Data entries:
=== Section Start ===
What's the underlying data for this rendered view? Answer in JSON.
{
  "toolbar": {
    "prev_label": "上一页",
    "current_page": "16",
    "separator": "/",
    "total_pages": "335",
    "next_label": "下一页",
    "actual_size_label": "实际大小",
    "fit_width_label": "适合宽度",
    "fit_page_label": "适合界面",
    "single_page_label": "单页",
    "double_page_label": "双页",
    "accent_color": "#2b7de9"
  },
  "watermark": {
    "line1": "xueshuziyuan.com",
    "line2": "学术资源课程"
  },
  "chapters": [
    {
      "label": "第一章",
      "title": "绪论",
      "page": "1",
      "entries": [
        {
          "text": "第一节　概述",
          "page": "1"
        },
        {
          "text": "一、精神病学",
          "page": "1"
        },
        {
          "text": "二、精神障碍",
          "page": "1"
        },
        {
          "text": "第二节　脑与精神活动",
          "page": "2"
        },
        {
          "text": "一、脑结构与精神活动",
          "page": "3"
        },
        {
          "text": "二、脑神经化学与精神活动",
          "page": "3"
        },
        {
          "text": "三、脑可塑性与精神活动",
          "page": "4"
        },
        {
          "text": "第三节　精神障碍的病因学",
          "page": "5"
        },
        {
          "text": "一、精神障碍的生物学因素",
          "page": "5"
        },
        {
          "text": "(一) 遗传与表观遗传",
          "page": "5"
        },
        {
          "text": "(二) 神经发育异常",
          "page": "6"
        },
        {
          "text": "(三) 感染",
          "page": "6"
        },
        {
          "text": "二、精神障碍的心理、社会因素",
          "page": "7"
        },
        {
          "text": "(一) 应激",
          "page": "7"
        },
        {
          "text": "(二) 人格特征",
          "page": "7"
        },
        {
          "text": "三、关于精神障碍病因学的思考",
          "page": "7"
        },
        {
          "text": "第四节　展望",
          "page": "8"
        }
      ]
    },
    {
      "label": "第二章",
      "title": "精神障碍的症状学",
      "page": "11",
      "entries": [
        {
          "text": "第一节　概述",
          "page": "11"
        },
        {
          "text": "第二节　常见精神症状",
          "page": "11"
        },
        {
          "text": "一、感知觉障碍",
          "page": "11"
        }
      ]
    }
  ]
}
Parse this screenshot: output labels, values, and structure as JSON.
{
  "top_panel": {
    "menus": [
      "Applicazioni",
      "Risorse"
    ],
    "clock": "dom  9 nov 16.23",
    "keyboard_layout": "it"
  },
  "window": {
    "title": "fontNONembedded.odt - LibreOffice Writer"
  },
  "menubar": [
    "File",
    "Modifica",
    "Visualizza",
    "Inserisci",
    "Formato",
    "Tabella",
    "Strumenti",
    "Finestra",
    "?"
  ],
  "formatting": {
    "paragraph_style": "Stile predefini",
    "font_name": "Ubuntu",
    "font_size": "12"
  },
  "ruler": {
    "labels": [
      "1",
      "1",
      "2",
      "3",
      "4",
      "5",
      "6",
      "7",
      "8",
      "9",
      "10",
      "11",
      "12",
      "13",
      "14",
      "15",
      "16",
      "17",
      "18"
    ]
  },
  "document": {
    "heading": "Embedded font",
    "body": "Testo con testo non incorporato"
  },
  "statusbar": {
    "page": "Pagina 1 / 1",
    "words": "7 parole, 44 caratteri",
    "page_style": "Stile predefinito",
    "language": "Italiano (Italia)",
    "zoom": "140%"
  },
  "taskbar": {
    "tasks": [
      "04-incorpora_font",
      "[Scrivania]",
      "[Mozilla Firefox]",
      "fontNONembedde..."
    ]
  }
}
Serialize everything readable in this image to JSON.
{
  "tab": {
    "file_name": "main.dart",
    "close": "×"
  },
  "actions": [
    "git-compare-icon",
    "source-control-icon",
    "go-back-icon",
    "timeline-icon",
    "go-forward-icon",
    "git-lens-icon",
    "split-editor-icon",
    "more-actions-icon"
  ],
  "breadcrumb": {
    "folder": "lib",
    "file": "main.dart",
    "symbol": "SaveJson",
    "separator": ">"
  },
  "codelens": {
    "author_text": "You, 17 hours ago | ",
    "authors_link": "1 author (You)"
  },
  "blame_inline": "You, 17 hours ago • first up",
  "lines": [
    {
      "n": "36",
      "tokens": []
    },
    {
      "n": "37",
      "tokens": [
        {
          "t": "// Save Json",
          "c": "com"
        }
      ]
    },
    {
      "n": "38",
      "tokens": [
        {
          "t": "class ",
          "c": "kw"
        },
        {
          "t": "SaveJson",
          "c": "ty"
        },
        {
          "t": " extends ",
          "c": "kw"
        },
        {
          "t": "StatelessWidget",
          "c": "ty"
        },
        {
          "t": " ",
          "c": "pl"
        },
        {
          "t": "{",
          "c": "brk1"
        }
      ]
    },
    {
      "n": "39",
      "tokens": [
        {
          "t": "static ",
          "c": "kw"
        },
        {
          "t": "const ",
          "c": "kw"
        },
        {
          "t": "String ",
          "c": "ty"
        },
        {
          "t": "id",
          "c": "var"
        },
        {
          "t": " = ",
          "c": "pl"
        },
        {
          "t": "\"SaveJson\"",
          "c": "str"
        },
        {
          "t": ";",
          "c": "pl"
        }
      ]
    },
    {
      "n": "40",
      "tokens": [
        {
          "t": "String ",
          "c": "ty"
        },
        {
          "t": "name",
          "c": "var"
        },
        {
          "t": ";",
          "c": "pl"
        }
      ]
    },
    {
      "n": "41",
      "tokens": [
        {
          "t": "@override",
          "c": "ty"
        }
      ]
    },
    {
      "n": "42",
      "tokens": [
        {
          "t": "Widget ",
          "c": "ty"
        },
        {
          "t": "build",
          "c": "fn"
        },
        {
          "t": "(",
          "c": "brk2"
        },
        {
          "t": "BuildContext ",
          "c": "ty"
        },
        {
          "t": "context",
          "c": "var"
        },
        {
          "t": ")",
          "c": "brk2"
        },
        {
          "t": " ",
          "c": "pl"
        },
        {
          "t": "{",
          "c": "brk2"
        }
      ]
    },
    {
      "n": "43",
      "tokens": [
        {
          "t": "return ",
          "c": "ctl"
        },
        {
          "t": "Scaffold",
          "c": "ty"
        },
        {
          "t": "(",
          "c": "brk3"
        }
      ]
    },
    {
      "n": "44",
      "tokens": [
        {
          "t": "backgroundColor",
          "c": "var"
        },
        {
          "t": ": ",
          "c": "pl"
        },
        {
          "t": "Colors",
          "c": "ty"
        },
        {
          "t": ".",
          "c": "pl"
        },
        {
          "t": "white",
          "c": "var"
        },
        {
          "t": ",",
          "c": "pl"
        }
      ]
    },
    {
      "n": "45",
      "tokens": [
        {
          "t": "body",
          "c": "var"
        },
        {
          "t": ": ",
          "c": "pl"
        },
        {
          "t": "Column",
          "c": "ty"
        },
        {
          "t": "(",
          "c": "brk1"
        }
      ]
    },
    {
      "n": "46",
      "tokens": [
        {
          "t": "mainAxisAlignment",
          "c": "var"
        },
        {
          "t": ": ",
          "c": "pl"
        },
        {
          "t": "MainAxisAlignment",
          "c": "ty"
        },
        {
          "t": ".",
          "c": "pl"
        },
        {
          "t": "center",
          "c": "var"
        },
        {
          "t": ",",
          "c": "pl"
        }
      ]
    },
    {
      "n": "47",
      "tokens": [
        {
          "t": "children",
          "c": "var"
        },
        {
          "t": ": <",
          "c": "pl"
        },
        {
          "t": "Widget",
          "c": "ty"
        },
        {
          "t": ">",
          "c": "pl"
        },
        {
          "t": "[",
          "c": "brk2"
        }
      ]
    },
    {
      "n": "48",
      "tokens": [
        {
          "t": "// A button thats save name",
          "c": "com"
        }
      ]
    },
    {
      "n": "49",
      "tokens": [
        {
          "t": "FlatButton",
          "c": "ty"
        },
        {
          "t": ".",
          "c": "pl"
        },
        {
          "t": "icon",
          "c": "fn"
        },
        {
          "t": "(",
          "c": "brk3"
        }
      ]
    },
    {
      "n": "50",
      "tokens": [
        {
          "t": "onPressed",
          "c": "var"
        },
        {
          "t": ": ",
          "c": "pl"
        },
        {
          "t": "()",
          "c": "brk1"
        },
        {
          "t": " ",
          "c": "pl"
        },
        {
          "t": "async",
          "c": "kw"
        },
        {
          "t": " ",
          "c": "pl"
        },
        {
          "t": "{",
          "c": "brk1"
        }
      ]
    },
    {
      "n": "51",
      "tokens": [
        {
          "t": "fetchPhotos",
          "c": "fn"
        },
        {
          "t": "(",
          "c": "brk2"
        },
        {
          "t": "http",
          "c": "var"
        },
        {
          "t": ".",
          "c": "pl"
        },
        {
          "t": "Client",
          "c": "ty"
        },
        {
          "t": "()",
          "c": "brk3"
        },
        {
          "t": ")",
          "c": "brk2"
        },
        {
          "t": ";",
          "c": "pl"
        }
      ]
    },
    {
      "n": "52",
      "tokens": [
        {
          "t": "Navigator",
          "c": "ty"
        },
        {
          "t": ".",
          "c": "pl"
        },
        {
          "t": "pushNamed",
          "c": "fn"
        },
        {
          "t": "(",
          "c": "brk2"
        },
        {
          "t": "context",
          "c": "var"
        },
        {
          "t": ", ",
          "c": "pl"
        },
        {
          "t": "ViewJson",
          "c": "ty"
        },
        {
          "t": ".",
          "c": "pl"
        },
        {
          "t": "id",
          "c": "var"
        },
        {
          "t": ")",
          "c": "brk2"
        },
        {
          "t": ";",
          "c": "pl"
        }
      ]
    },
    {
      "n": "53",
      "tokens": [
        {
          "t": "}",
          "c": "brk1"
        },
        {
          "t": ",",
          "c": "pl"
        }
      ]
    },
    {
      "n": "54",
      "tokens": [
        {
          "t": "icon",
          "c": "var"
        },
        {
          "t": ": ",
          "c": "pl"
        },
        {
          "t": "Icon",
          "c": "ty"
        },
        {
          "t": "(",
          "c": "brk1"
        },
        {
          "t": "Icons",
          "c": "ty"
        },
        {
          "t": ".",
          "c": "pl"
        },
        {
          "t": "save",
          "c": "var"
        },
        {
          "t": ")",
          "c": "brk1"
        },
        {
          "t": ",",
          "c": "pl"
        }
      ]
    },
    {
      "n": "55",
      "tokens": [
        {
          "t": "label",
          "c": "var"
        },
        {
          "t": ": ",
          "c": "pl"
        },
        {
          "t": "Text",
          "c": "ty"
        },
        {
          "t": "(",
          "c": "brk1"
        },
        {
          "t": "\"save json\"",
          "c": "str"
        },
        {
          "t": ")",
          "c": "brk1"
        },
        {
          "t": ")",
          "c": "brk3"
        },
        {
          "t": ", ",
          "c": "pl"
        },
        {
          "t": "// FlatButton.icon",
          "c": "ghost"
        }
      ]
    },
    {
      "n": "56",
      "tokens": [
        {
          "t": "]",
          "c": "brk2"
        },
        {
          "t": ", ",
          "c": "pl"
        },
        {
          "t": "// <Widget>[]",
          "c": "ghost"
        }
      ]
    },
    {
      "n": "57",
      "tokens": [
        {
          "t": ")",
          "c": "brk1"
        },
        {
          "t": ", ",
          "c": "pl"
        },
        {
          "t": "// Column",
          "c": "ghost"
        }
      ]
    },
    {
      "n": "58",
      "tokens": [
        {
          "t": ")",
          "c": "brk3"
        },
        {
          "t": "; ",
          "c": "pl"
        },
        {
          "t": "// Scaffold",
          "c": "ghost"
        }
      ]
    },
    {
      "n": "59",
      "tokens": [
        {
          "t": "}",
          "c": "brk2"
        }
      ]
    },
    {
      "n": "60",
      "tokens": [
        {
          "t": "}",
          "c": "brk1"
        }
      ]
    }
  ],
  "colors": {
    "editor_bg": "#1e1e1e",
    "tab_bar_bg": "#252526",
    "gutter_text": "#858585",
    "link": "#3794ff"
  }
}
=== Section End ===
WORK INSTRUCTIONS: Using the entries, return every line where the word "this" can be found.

ANSWER FOR THE TASK:
What's the underlying data for this rendered view? Answer in JSON.
Parse this screenshot: output labels, values, and structure as JSON.
Serialize everything readable in this image to JSON.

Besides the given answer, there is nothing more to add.